START Source records
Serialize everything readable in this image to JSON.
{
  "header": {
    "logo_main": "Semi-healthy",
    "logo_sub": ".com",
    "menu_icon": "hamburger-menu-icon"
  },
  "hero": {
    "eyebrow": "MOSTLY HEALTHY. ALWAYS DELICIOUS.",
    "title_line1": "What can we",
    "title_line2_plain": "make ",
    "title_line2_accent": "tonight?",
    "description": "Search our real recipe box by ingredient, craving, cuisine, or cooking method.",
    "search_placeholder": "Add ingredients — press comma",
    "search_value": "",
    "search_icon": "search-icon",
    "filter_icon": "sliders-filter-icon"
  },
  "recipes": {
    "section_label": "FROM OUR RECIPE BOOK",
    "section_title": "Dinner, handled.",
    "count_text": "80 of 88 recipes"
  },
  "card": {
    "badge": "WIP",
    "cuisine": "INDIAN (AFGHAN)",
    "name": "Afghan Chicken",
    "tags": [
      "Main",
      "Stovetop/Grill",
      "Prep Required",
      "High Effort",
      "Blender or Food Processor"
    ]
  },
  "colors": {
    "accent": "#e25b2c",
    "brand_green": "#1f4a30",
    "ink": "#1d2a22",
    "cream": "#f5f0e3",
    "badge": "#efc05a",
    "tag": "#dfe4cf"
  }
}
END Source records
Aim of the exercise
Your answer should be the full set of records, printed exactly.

Your solution
Serialize everything readable in this image to JSON.
{
  "header": {
    "logo_main": "Semi-healthy",
    "logo_sub": ".com",
    "menu_icon": "hamburger-menu-icon"
  },
  "hero": {
    "eyebrow": "MOSTLY HEALTHY. ALWAYS DELICIOUS.",
    "title_line1": "What can we",
    "title_line2_plain": "make ",
    "title_line2_accent": "tonight?",
    "description": "Search our real recipe box by ingredient, craving, cuisine, or cooking method.",
    "search_placeholder": "Add ingredients — press comma",
    "search_value": "",
    "search_icon": "search-icon",
    "filter_icon": "sliders-filter-icon"
  },
  "recipes": {
    "section_label": "FROM OUR RECIPE BOOK",
    "section_title": "Dinner, handled.",
    "count_text": "80 of 88 recipes"
  },
  "card": {
    "badge": "WIP",
    "cuisine": "INDIAN (AFGHAN)",
    "name": "Afghan Chicken",
    "tags": [
      "Main",
      "Stovetop/Grill",
      "Prep Required",
      "High Effort",
      "Blender or Food Processor"
    ]
  },
  "colors": {
    "accent": "#e25b2c",
    "brand_green": "#1f4a30",
    "ink": "#1d2a22",
    "cream": "#f5f0e3",
    "badge": "#efc05a",
    "tag": "#dfe4cf"
  }
}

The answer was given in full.